Web page and app entries
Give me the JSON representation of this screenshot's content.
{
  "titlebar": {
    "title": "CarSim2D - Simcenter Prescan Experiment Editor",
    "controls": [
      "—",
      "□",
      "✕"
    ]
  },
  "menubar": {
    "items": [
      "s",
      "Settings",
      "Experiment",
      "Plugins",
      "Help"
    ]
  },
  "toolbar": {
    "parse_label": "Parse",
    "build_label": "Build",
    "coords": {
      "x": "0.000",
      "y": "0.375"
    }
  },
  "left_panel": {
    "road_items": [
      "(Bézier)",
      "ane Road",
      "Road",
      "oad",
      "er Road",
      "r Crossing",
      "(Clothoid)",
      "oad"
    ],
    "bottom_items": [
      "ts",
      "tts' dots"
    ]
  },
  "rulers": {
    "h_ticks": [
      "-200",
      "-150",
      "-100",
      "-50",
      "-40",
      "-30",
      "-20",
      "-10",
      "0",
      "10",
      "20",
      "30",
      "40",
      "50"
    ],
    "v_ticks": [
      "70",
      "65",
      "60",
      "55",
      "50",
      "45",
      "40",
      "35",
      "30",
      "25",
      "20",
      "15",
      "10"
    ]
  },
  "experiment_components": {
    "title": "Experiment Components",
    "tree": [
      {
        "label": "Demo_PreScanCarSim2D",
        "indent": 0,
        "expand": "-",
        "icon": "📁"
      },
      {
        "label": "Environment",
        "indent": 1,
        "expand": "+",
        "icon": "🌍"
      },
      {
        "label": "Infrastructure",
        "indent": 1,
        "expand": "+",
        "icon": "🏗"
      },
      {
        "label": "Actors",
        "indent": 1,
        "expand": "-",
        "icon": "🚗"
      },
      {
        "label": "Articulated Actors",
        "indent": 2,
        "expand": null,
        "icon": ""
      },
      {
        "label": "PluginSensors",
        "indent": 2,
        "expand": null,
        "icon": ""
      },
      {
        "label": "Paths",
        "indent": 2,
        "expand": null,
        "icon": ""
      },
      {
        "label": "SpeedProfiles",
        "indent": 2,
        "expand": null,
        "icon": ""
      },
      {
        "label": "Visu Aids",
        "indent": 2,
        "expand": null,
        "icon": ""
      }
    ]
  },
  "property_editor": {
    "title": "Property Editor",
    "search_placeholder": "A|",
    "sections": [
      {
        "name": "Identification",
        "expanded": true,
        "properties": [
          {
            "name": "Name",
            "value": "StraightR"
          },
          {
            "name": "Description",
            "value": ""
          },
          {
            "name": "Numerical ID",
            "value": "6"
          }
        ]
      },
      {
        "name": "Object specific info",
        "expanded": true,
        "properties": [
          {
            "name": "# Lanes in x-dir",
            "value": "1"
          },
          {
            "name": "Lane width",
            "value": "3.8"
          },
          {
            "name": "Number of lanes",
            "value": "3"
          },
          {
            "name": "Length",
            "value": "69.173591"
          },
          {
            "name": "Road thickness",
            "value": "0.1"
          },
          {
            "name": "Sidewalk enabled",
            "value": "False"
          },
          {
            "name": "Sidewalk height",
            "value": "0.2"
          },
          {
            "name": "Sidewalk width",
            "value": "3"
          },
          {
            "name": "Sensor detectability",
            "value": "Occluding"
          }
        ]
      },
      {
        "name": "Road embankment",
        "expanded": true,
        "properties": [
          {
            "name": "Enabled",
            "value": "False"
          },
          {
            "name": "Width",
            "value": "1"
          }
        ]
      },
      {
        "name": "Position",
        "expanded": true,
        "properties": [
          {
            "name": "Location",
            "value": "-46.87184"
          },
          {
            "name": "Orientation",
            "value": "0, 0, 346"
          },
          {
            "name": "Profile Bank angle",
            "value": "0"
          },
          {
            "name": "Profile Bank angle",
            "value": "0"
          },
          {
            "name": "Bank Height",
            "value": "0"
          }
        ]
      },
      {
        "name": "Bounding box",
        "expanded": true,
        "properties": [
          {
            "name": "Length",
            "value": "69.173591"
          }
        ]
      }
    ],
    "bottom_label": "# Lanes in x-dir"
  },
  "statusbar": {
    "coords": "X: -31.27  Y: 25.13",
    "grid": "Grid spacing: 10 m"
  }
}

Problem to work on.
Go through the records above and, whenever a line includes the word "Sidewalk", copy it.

Exercise answer.
            "name": "Sidewalk enabled",
            "name": "Sidewalk height",
            "name": "Sidewalk width",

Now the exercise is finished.